The children were more amazed than fearful. They told there mom what they saw, and Mrs. Wallace had an unusual response. Mrs. Wallace said that it was probably the little white girl who was buried in the cemetery. She was just wondering where her toys went. The thrill of having new toys was more potent than the fear of a graveyard dwelling, little white girl. The Wallace children continued to have fun and play with the confiscated toys. A few days later, the children looked out of the window and saw the little white girl again. She just stood there looking at the Wallace kids as they played by the window with the curtains open. The oldest child took the initiative and shouted to the girl, "Shoo, get away from here! You're not getting these toys!" The other siblings followed suit with, "Yeah, these toys belong to us now! You can't have them! Shoo, go away!"
The Reaction of Dad
Eventually, Mr. Wallace got wind of the escapades with the little graveyard white girl. Mr. Wallace wisely surmised that the little girl wanted to make sure that some good children got the toys and were happy with them. She was just wanting you all to know that you could have the toys, he said. It seemed that Mr. Wallace was right. The little white girl showed up only a few more times.
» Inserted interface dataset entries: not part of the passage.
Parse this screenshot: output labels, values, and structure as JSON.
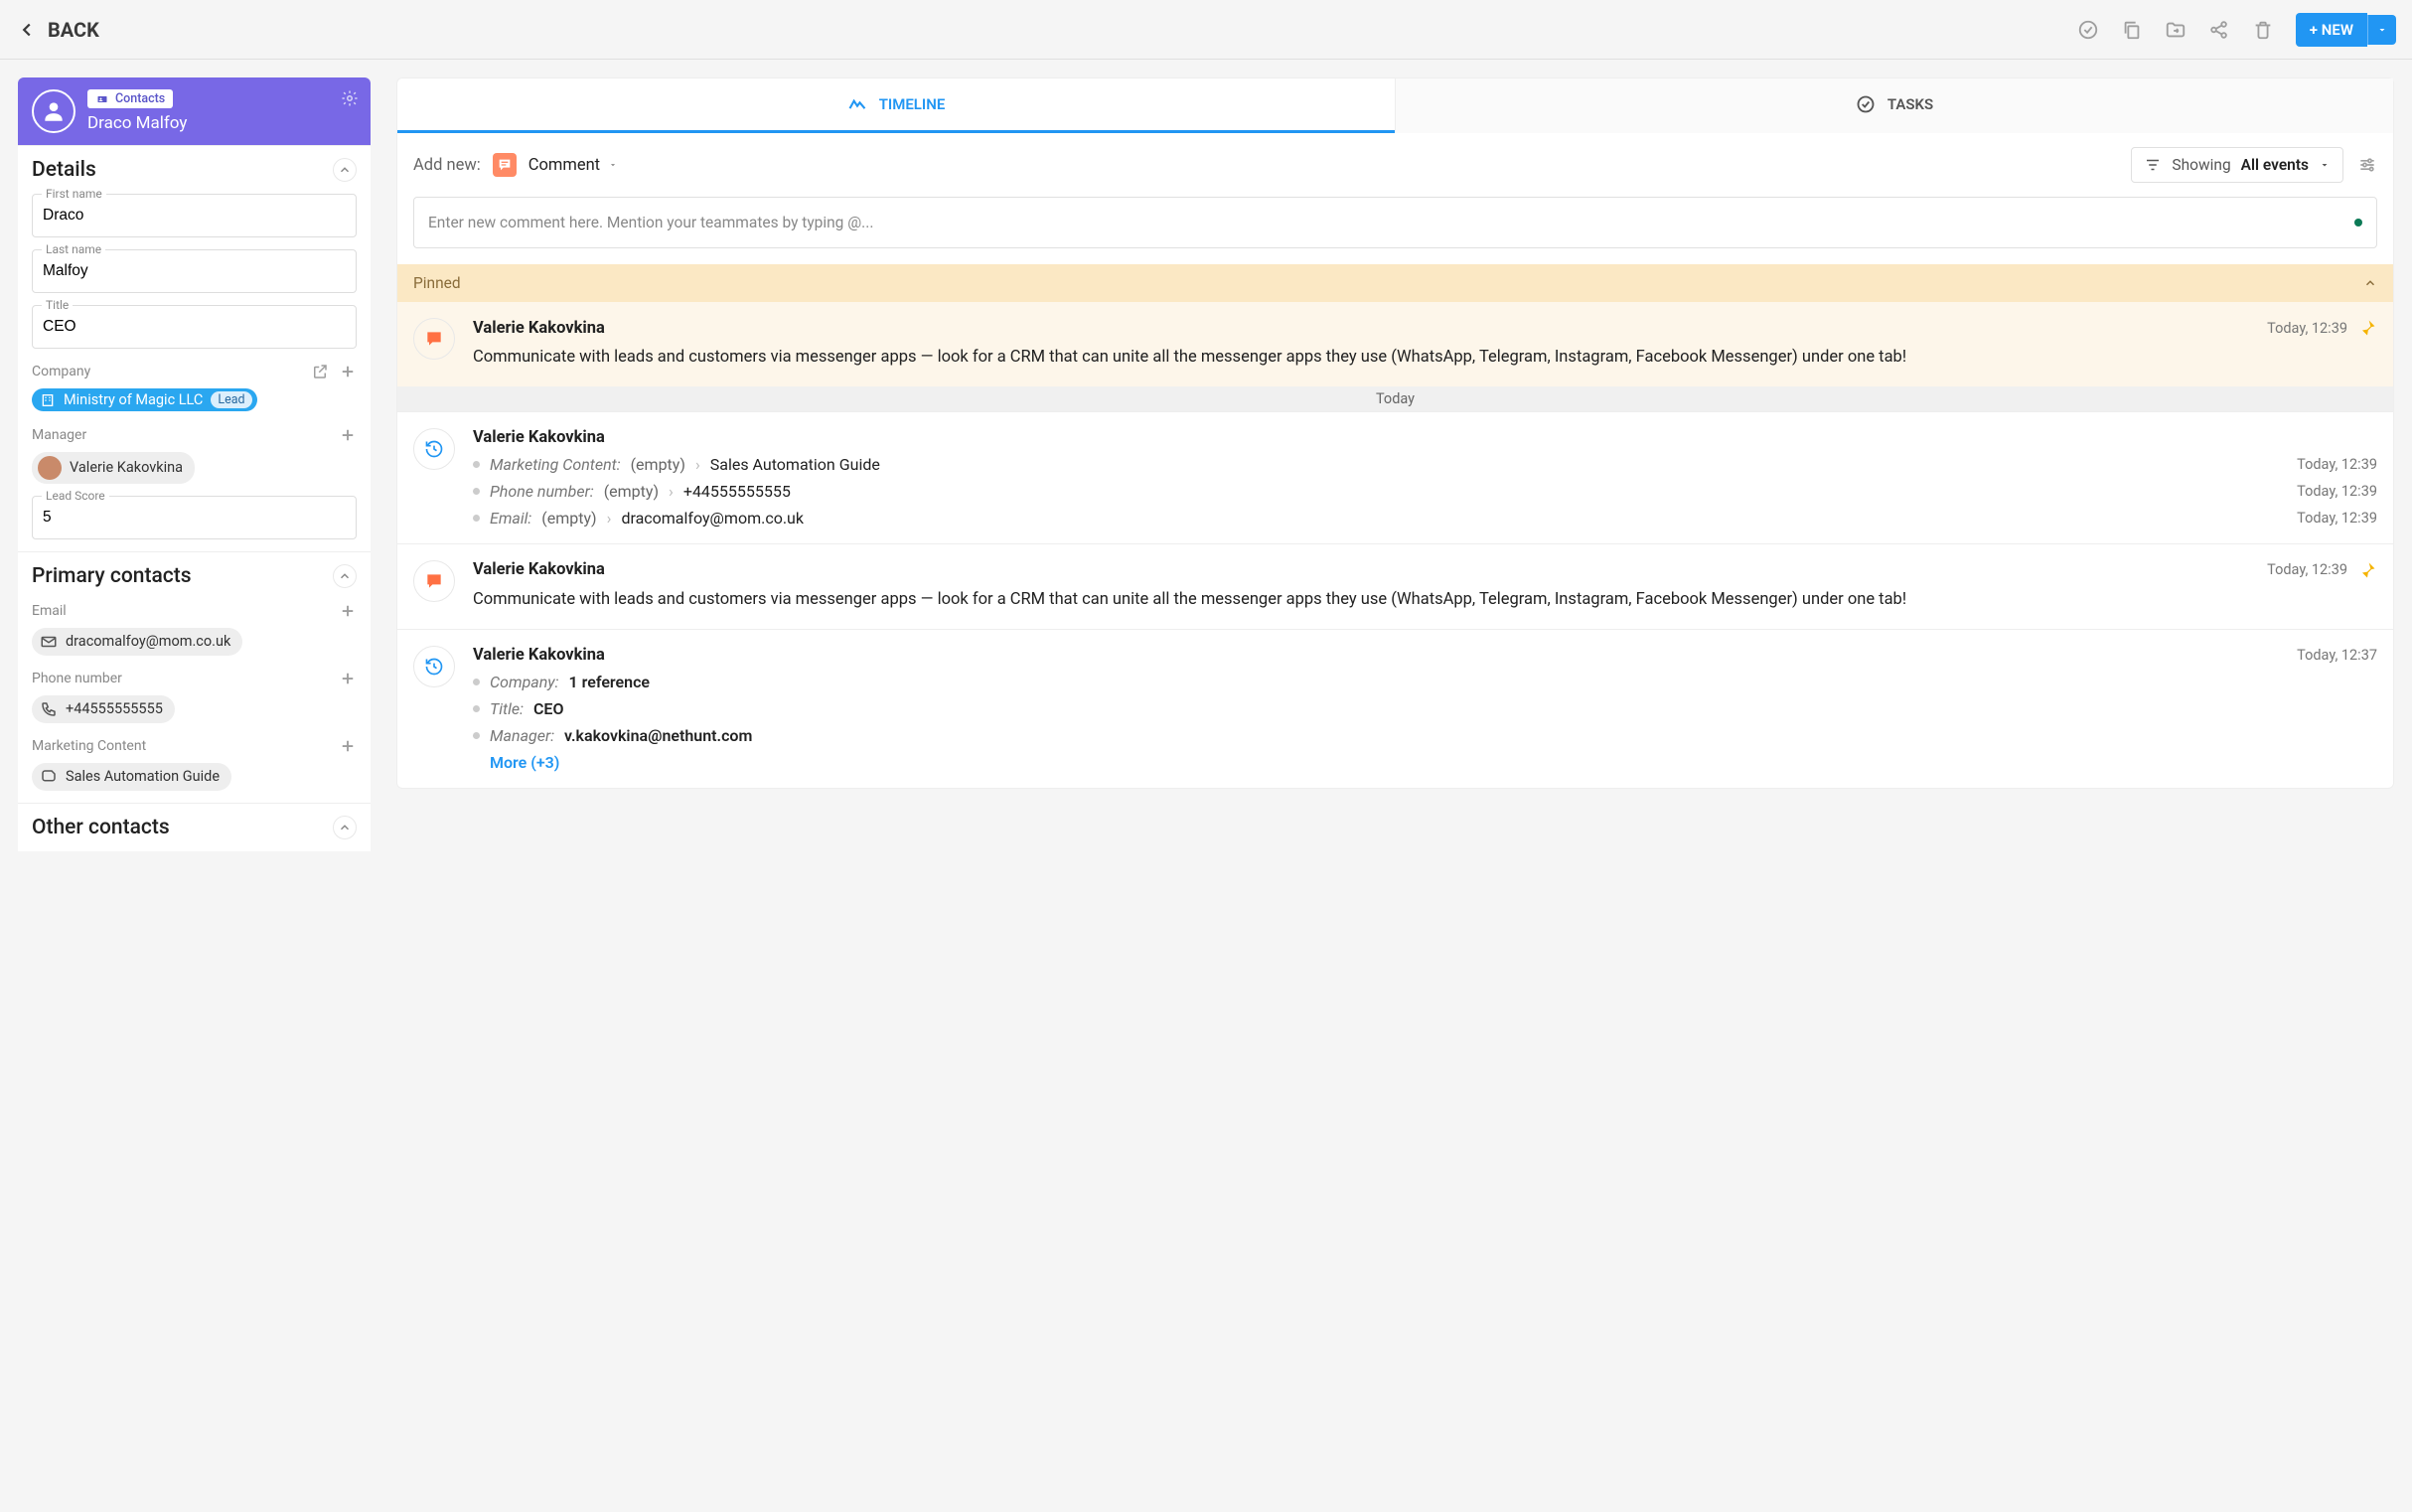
{
  "topbar": {
    "back": "BACK",
    "new_label": "+ NEW"
  },
  "contact": {
    "folder": "Contacts",
    "name": "Draco Malfoy"
  },
  "sections": {
    "details": "Details",
    "primary": "Primary contacts",
    "other": "Other contacts"
  },
  "details": {
    "first_name_label": "First name",
    "first_name": "Draco",
    "last_name_label": "Last name",
    "last_name": "Malfoy",
    "title_label": "Title",
    "title": "CEO",
    "company_label": "Company",
    "company_name": "Ministry of Magic LLC",
    "company_stage": "Lead",
    "manager_label": "Manager",
    "manager_name": "Valerie Kakovkina",
    "lead_score_label": "Lead Score",
    "lead_score": "5"
  },
  "primary": {
    "email_label": "Email",
    "email": "dracomalfoy@mom.co.uk",
    "phone_label": "Phone number",
    "phone": "+44555555555",
    "mc_label": "Marketing Content",
    "mc_value": "Sales Automation Guide"
  },
  "tabs": {
    "timeline": "TIMELINE",
    "tasks": "TASKS"
  },
  "addnew": {
    "label": "Add new:",
    "type": "Comment"
  },
  "filter": {
    "prefix": "Showing ",
    "value": "All events"
  },
  "comment_placeholder": "Enter new comment here. Mention your teammates by typing @...",
  "pinned_label": "Pinned",
  "today_label": "Today",
  "events": {
    "pinned": {
      "author": "Valerie Kakovkina",
      "time": "Today, 12:39",
      "text": "Communicate with leads and customers via messenger apps — look for a CRM that can unite all the messenger apps they use (WhatsApp, Telegram, Instagram, Facebook Messenger) under one tab!"
    },
    "e1": {
      "author": "Valerie Kakovkina",
      "changes": [
        {
          "field": "Marketing Content:",
          "from": "(empty)",
          "to": "Sales Automation Guide",
          "time": "Today, 12:39"
        },
        {
          "field": "Phone number:",
          "from": "(empty)",
          "to": "+44555555555",
          "time": "Today, 12:39"
        },
        {
          "field": "Email:",
          "from": "(empty)",
          "to": "dracomalfoy@mom.co.uk",
          "time": "Today, 12:39"
        }
      ]
    },
    "e2": {
      "author": "Valerie Kakovkina",
      "time": "Today, 12:39",
      "text": "Communicate with leads and customers via messenger apps — look for a CRM that can unite all the messenger apps they use (WhatsApp, Telegram, Instagram, Facebook Messenger) under one tab!"
    },
    "e3": {
      "author": "Valerie Kakovkina",
      "time": "Today, 12:37",
      "changes": [
        {
          "field": "Company:",
          "to": "1 reference"
        },
        {
          "field": "Title:",
          "to": "CEO"
        },
        {
          "field": "Manager:",
          "to": "v.kakovkina@nethunt.com"
        }
      ],
      "more": "More (+3)"
    }
  }
}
The last time they saw the little caucasian girl, without hearing a word, the Wallace children felt the little white girl say, "You can have my toys."
The above urban legends only scratch the surface of the tales my family has passed down through the years. The story entitled A Stronge Wind took place on my maternal grandparents' property. It involved my mother, her sisters, and my cousins. The short entitled You Can Have My Toys involves my great grandparents on my mother's side. The children in the narrative are my grandmother (who is the oldest child) and her siblings.
I used a little poetic license for descriptive purposes. However, the legends are true, real, and basically unchanged after years of oral communication.
© 2020 Robert Odell Jr
Robert Odell Jr (author) from Memphis, Tennessee on October 01, 2020:
I appreciate your comments. Thank you for reading the article.
Dora Weithers from The Caribbean on October 01, 2020:
These stories are treasures, having been passed on by family members and about family members. They also make good reads. Thanks for sharing.